Brazil’s World Cup secret: plenty of sex
Brazilian coach Carlos Alberto Parreira wants his team to play with a smile on their faces at this year’s football World Cup, so he has ruled out imposing a sex ban.
While Parreira’s predecessor Luis Felipe Scolari ran a famously strict regime during the 2002 finals, a more relaxed mood will prevail in Germany, and that includes as much sex as his players want.
"I don’t think that sex one day before the game will have any harm on the player. Just sex, no problem," Parreira told Maxim magazine.
"The problem is they don’t eat, they don’t sleep, they smoke and they drink. That is the problem. Sex? No, sex is always very good, always welcome."
Parreira also gave an insight into the methods his team uses to maintain spirit during tournaments.
Ronaldinho is a keen player of the samba drums and the world champions will be packing their instruments once again when they head to Germany.
"Psychologists say it is very important in the dressing room and coming from the hotel to the stadium that you do something with your hands, with your mouth," Parreira said.
"If you just sit there worrying, clutching your hands, that does not help. If you play something it helps relax. That is why we give them the drums and things.
"Since 1970 we have done this. We buy instruments for them and they play on the bus instead of saying, ‘Oh my God, we are going to play Germany or England in a World Cup game.’ That does not help."
Parreira also said there was no chance that Brazil would play more conservatively in Germany.
"We have to give a good impression and keep our style. We don’t have to change that because we are going to play a World Cup."

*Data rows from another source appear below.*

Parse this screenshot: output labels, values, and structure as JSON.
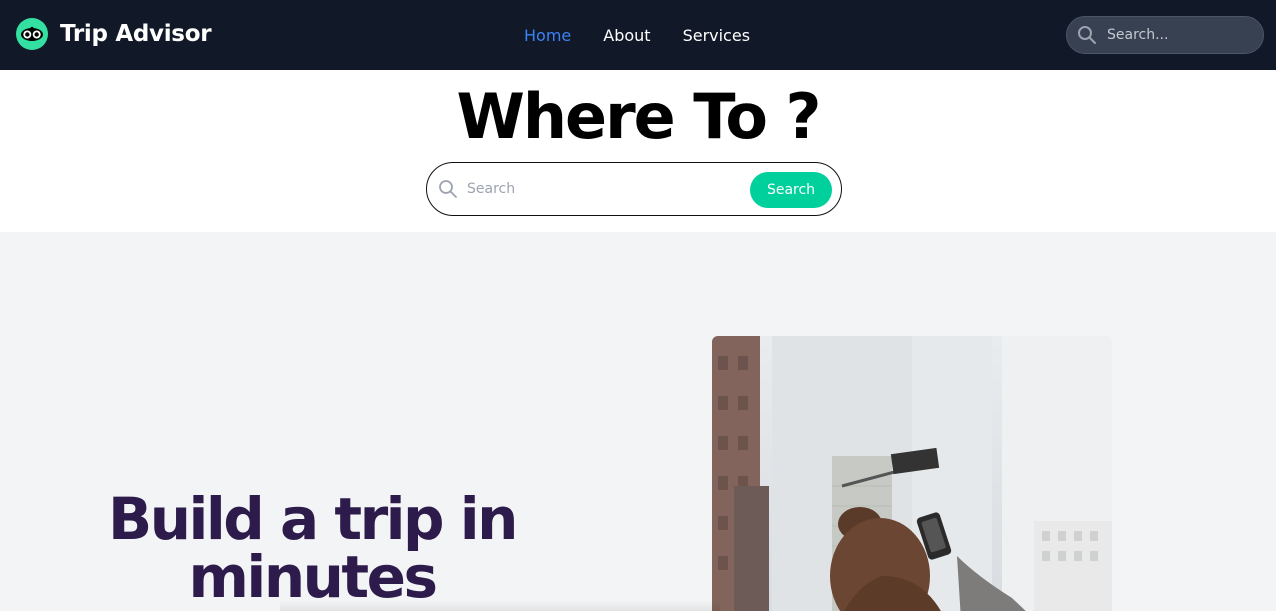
{
  "brand": {
    "name": "Trip Advisor",
    "logo_icon": "owl-eyes-icon",
    "logo_color": "#34e0a1"
  },
  "nav": {
    "links": [
      {
        "label": "Home",
        "active": true
      },
      {
        "label": "About",
        "active": false
      },
      {
        "label": "Services",
        "active": false
      }
    ],
    "search": {
      "placeholder": "Search...",
      "icon": "search-icon"
    }
  },
  "hero": {
    "title": "Where To ?",
    "search": {
      "placeholder": "Search",
      "button_label": "Search",
      "button_color": "#00d09c"
    }
  },
  "feature": {
    "heading": "Build a trip in minutes",
    "image": {
      "icon": "photo-woman-with-phone-city"
    }
  },
  "colors": {
    "nav_bg": "#111827",
    "active_link": "#3b82f6",
    "heading_purple": "#2d1b4b",
    "section_bg": "#f3f4f6"
  }
}
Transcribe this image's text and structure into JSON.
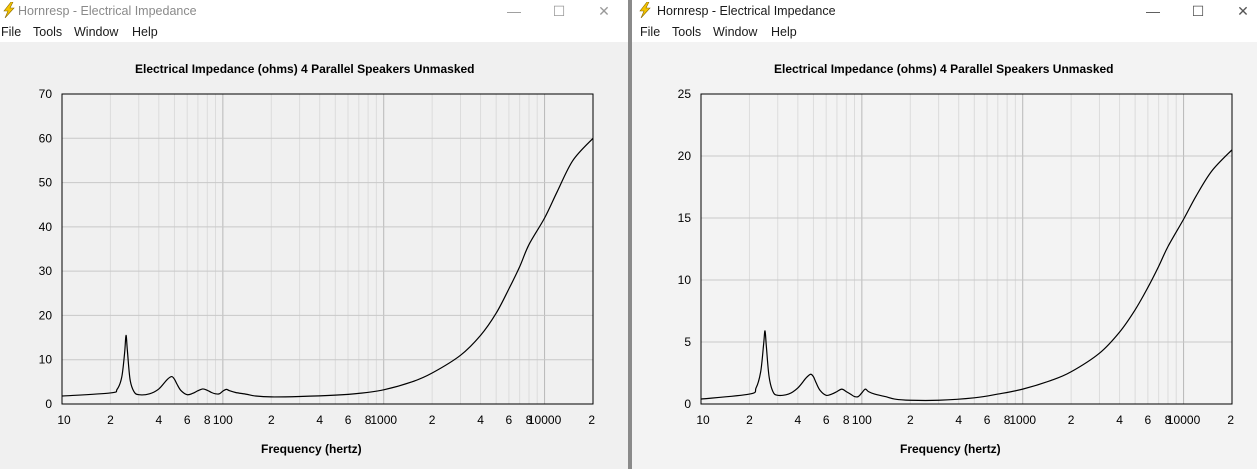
{
  "windows": [
    {
      "title": "Hornresp - Electrical Impedance",
      "menu": [
        "File",
        "Tools",
        "Window",
        "Help"
      ],
      "controls": [
        "—",
        "☐",
        "✕"
      ]
    },
    {
      "title": "Hornresp - Electrical Impedance",
      "menu": [
        "File",
        "Tools",
        "Window",
        "Help"
      ],
      "controls": [
        "—",
        "☐",
        "✕"
      ]
    }
  ],
  "colors": {
    "accent_icon": "#f5c400",
    "grid": "#c8c8c8",
    "curve": "#000000"
  },
  "chart_data": [
    {
      "type": "line",
      "title": "Electrical Impedance (ohms)   4 Parallel Speakers   Unmasked",
      "xlabel": "Frequency (hertz)",
      "ylabel": "",
      "xscale": "log",
      "xlim": [
        10,
        20000
      ],
      "ylim": [
        0,
        70
      ],
      "yticks": [
        0,
        10,
        20,
        30,
        40,
        50,
        60,
        70
      ],
      "xtick_labels": [
        "10",
        "2",
        "4",
        "6",
        "8",
        "100",
        "2",
        "4",
        "6",
        "8",
        "1000",
        "2",
        "4",
        "6",
        "8",
        "10000",
        "2"
      ],
      "grid": true,
      "series": [
        {
          "x": [
            10,
            20,
            22,
            23.5,
            24.5,
            25,
            25.5,
            26.5,
            28,
            30,
            35,
            40,
            45,
            48,
            50,
            52,
            55,
            60,
            65,
            70,
            75,
            80,
            85,
            90,
            95,
            100,
            105,
            110,
            120,
            140,
            160,
            200,
            300,
            500,
            700,
            1000,
            1500,
            2000,
            3000,
            4000,
            5000,
            6000,
            7000,
            8000,
            10000,
            12000,
            15000,
            20000
          ],
          "y": [
            1.8,
            2.5,
            3.3,
            6.0,
            11.5,
            15.5,
            12.0,
            5.5,
            2.8,
            2.1,
            2.3,
            3.4,
            5.5,
            6.2,
            5.6,
            4.4,
            3.0,
            2.1,
            2.4,
            3.0,
            3.4,
            3.1,
            2.6,
            2.3,
            2.3,
            2.9,
            3.3,
            3.0,
            2.6,
            2.2,
            1.8,
            1.6,
            1.7,
            2.0,
            2.4,
            3.2,
            5.0,
            7.0,
            11.0,
            15.5,
            20.5,
            26.0,
            31.0,
            36.0,
            42.0,
            48.0,
            55.0,
            60.0
          ]
        }
      ]
    },
    {
      "type": "line",
      "title": "Electrical Impedance (ohms)   4 Parallel Speakers   Unmasked",
      "xlabel": "Frequency (hertz)",
      "ylabel": "",
      "xscale": "log",
      "xlim": [
        10,
        20000
      ],
      "ylim": [
        0,
        25
      ],
      "yticks": [
        0,
        5,
        10,
        15,
        20,
        25
      ],
      "xtick_labels": [
        "10",
        "2",
        "4",
        "6",
        "8",
        "100",
        "2",
        "4",
        "6",
        "8",
        "1000",
        "2",
        "4",
        "6",
        "8",
        "10000",
        "2"
      ],
      "grid": true,
      "series": [
        {
          "x": [
            10,
            20,
            22,
            23.5,
            24.5,
            25,
            25.5,
            26.5,
            28,
            30,
            35,
            40,
            45,
            48,
            50,
            52,
            55,
            60,
            65,
            70,
            75,
            80,
            85,
            90,
            95,
            100,
            105,
            110,
            120,
            140,
            160,
            200,
            300,
            500,
            700,
            1000,
            1500,
            2000,
            3000,
            4000,
            5000,
            6000,
            7000,
            8000,
            10000,
            12000,
            15000,
            20000
          ],
          "y": [
            0.4,
            0.8,
            1.3,
            2.6,
            4.8,
            5.9,
            4.6,
            2.2,
            1.0,
            0.7,
            0.8,
            1.3,
            2.1,
            2.4,
            2.2,
            1.7,
            1.1,
            0.7,
            0.8,
            1.0,
            1.2,
            1.0,
            0.8,
            0.6,
            0.6,
            0.9,
            1.2,
            1.0,
            0.8,
            0.6,
            0.4,
            0.3,
            0.3,
            0.5,
            0.8,
            1.2,
            1.9,
            2.6,
            4.1,
            5.8,
            7.6,
            9.4,
            11.1,
            12.7,
            14.9,
            16.8,
            18.8,
            20.5
          ]
        }
      ]
    }
  ]
}
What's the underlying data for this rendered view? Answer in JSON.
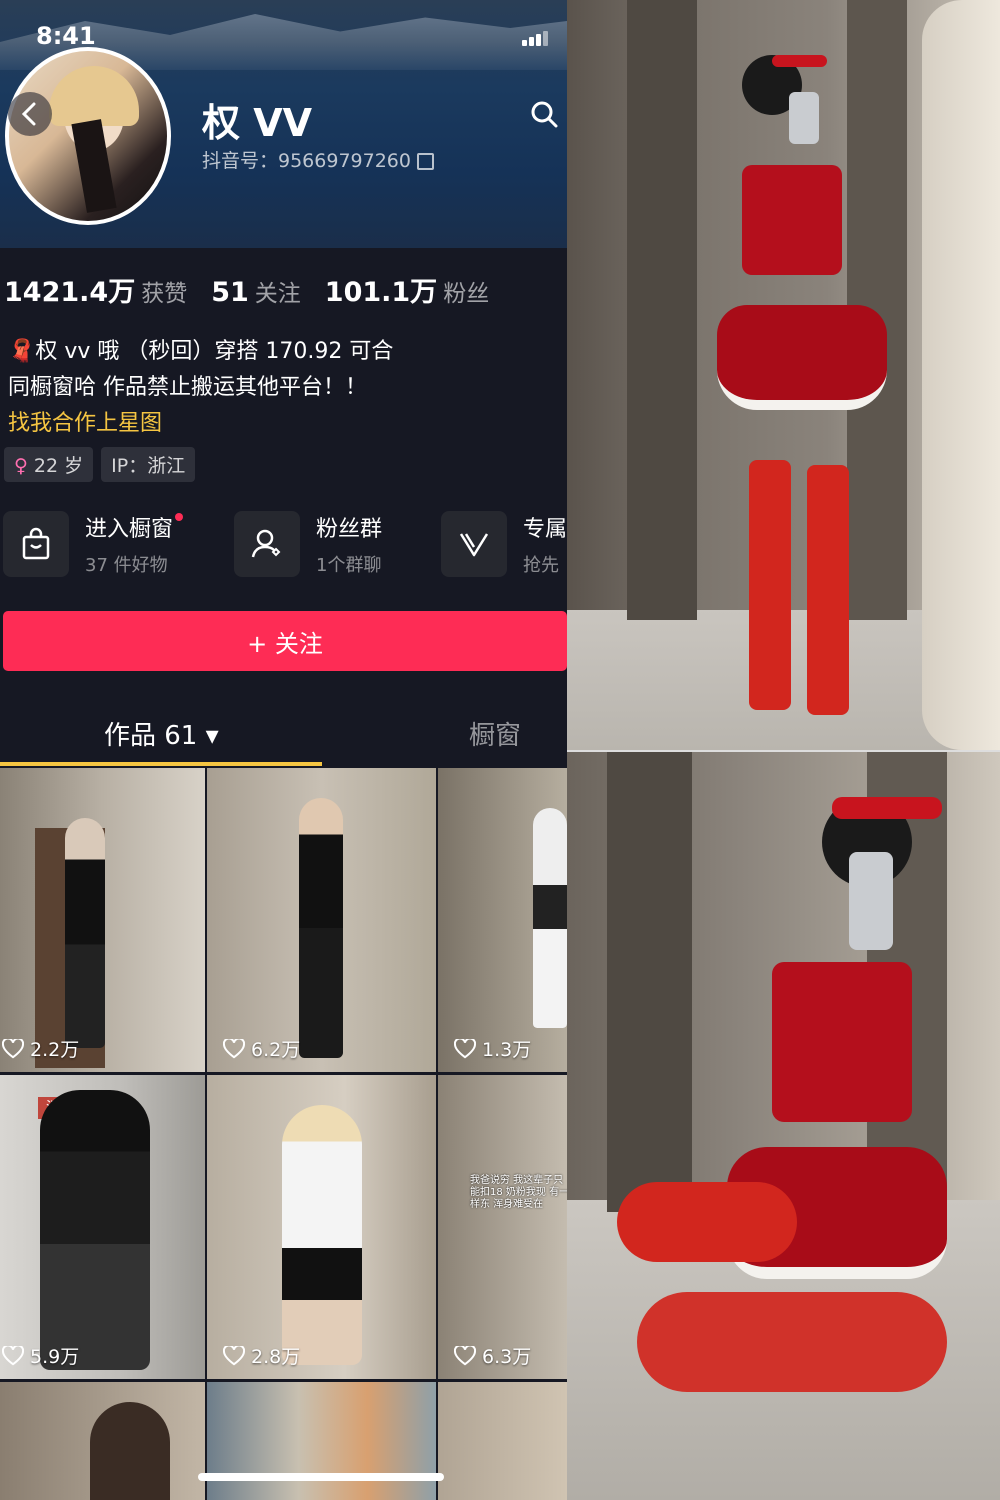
{
  "status_bar": {
    "time": "8:41"
  },
  "profile": {
    "name": "权 VV",
    "douyin_id": "抖音号：95669797260",
    "stats": [
      {
        "value": "1421.4万",
        "label": "获赞"
      },
      {
        "value": "51",
        "label": "关注"
      },
      {
        "value": "101.1万",
        "label": "粉丝"
      }
    ],
    "bio_line1": "权 vv 哦 （秒回）穿搭 170.92 可合",
    "bio_line2": "同橱窗哈  作品禁止搬运其他平台！！",
    "bio_link": "找我合作上星图",
    "tag_age": "22 岁",
    "tag_ip": "IP：浙江"
  },
  "services": [
    {
      "title": "进入橱窗",
      "sub": "37 件好物"
    },
    {
      "title": "粉丝群",
      "sub": "1个群聊"
    },
    {
      "title": "专属",
      "sub": "抢先"
    }
  ],
  "follow_label": "+ 关注",
  "tabs": {
    "works": "作品 61 ▾",
    "shop": "橱窗"
  },
  "videos": [
    {
      "likes": "2.2万"
    },
    {
      "likes": "6.2万"
    },
    {
      "likes": "1.3万"
    },
    {
      "likes": "5.9万"
    },
    {
      "likes": "2.8万"
    },
    {
      "likes": "6.3万"
    }
  ],
  "thumb_text": {
    "sign": "消火",
    "overlay": "我爸说穷 我这辈子只能扣18 奶粉我现 有一样东 浑身难受在"
  },
  "colors": {
    "accent": "#fe2c55",
    "gold": "#f5c542",
    "background": "#161823"
  }
}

"We have to defend, as well, otherwise we go nowhere. But we can’t deny our roots – we play a happy game."